#### [Task statement]
Set down the data again exactly. Pictures are not part of the copy.

Excerpts from an interface dataset
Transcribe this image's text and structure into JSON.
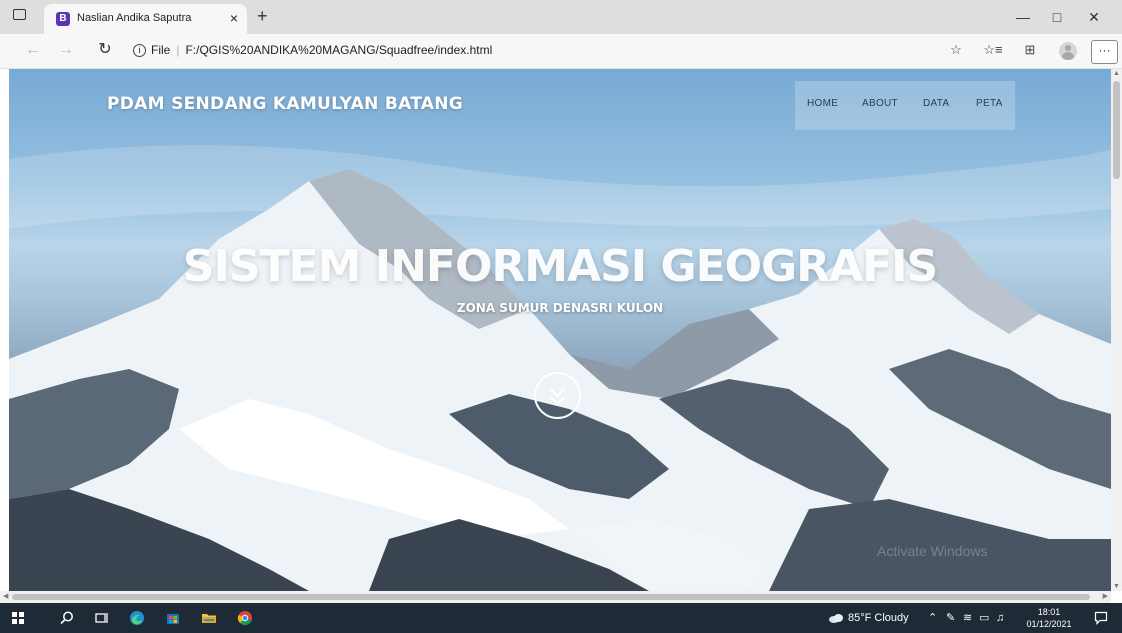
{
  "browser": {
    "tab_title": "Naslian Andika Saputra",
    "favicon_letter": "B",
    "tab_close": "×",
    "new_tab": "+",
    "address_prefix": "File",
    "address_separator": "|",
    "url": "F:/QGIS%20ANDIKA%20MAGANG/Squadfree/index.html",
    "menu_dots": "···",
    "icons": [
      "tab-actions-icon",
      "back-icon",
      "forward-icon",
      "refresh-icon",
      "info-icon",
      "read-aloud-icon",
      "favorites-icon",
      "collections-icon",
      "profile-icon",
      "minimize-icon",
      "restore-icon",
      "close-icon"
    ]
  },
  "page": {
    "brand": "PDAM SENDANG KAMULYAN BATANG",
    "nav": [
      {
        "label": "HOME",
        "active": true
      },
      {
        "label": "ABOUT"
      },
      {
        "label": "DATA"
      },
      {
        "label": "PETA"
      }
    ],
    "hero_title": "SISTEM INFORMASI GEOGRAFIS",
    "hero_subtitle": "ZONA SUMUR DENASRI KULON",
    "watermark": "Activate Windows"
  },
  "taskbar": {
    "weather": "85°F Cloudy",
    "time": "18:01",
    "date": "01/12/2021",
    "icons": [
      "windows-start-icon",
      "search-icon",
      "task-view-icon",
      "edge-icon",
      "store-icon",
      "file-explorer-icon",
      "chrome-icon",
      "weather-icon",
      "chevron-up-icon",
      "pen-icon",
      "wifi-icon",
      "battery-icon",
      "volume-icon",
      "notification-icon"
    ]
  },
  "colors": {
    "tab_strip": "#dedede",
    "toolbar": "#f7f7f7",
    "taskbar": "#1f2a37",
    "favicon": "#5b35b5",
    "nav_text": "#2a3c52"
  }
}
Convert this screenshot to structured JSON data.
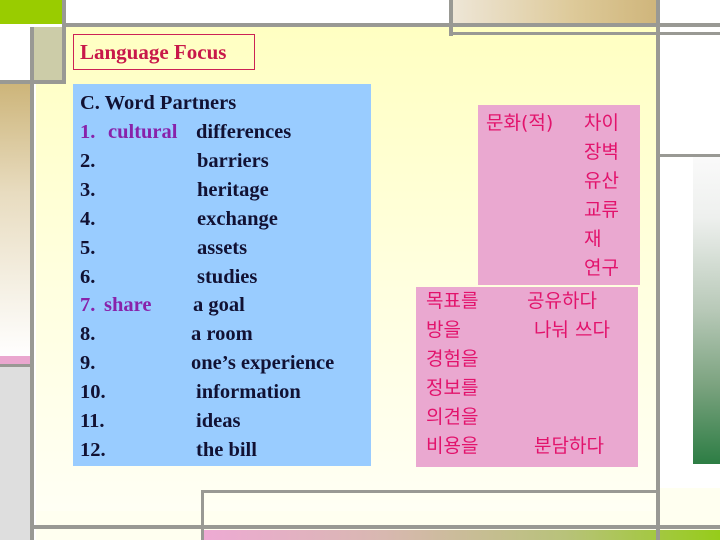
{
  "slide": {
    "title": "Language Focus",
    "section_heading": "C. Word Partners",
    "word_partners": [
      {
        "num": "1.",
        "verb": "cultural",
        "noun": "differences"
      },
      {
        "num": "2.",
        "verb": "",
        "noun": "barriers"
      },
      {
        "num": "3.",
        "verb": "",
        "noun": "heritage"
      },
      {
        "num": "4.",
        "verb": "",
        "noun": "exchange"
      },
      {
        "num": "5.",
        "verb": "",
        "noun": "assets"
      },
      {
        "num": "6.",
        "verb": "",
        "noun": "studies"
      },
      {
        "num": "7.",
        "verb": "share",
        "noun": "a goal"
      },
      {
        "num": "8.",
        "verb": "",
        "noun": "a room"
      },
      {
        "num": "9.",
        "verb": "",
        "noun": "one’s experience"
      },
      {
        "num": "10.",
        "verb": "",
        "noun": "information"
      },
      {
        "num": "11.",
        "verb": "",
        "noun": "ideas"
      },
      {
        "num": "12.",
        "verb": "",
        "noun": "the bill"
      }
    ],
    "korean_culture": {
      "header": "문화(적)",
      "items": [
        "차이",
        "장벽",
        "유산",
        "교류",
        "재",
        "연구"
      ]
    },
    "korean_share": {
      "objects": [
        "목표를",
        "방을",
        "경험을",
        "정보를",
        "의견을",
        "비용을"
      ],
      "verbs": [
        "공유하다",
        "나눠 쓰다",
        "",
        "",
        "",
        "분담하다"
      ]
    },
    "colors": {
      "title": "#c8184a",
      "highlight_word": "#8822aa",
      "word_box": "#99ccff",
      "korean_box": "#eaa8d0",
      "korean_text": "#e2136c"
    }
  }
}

#### [Answer area]
Transcribe this image's text and structure into JSON.
{
  "browser": {
    "tab_title": "Naslian Andika Saputra",
    "favicon_letter": "B",
    "tab_close": "×",
    "new_tab": "+",
    "address_prefix": "File",
    "address_separator": "|",
    "url": "F:/QGIS%20ANDIKA%20MAGANG/Squadfree/index.html",
    "menu_dots": "···",
    "icons": [
      "tab-actions-icon",
      "back-icon",
      "forward-icon",
      "refresh-icon",
      "info-icon",
      "read-aloud-icon",
      "favorites-icon",
      "collections-icon",
      "profile-icon",
      "minimize-icon",
      "restore-icon",
      "close-icon"
    ]
  },
  "page": {
    "brand": "PDAM SENDANG KAMULYAN BATANG",
    "nav": [
      {
        "label": "HOME",
        "active": true
      },
      {
        "label": "ABOUT"
      },
      {
        "label": "DATA"
      },
      {
        "label": "PETA"
      }
    ],
    "hero_title": "SISTEM INFORMASI GEOGRAFIS",
    "hero_subtitle": "ZONA SUMUR DENASRI KULON",
    "watermark": "Activate Windows"
  },
  "taskbar": {
    "weather": "85°F Cloudy",
    "time": "18:01",
    "date": "01/12/2021",
    "icons": [
      "windows-start-icon",
      "search-icon",
      "task-view-icon",
      "edge-icon",
      "store-icon",
      "file-explorer-icon",
      "chrome-icon",
      "weather-icon",
      "chevron-up-icon",
      "pen-icon",
      "wifi-icon",
      "battery-icon",
      "volume-icon",
      "notification-icon"
    ]
  },
  "colors": {
    "tab_strip": "#dedede",
    "toolbar": "#f7f7f7",
    "taskbar": "#1f2a37",
    "favicon": "#5b35b5",
    "nav_text": "#2a3c52"
  }
}
Convert this screenshot to structured JSON data.
{
  "slide": {
    "title": "Language Focus",
    "section_heading": "C. Word Partners",
    "word_partners": [
      {
        "num": "1.",
        "verb": "cultural",
        "noun": "differences"
      },
      {
        "num": "2.",
        "verb": "",
        "noun": "barriers"
      },
      {
        "num": "3.",
        "verb": "",
        "noun": "heritage"
      },
      {
        "num": "4.",
        "verb": "",
        "noun": "exchange"
      },
      {
        "num": "5.",
        "verb": "",
        "noun": "assets"
      },
      {
        "num": "6.",
        "verb": "",
        "noun": "studies"
      },
      {
        "num": "7.",
        "verb": "share",
        "noun": "a goal"
      },
      {
        "num": "8.",
        "verb": "",
        "noun": "a room"
      },
      {
        "num": "9.",
        "verb": "",
        "noun": "one’s experience"
      },
      {
        "num": "10.",
        "verb": "",
        "noun": "information"
      },
      {
        "num": "11.",
        "verb": "",
        "noun": "ideas"
      },
      {
        "num": "12.",
        "verb": "",
        "noun": "the bill"
      }
    ],
    "korean_culture": {
      "header": "문화(적)",
      "items": [
        "차이",
        "장벽",
        "유산",
        "교류",
        "재",
        "연구"
      ]
    },
    "korean_share": {
      "objects": [
        "목표를",
        "방을",
        "경험을",
        "정보를",
        "의견을",
        "비용을"
      ],
      "verbs": [
        "공유하다",
        "나눠 쓰다",
        "",
        "",
        "",
        "분담하다"
      ]
    },
    "colors": {
      "title": "#c8184a",
      "highlight_word": "#8822aa",
      "word_box": "#99ccff",
      "korean_box": "#eaa8d0",
      "korean_text": "#e2136c"
    }
  }
}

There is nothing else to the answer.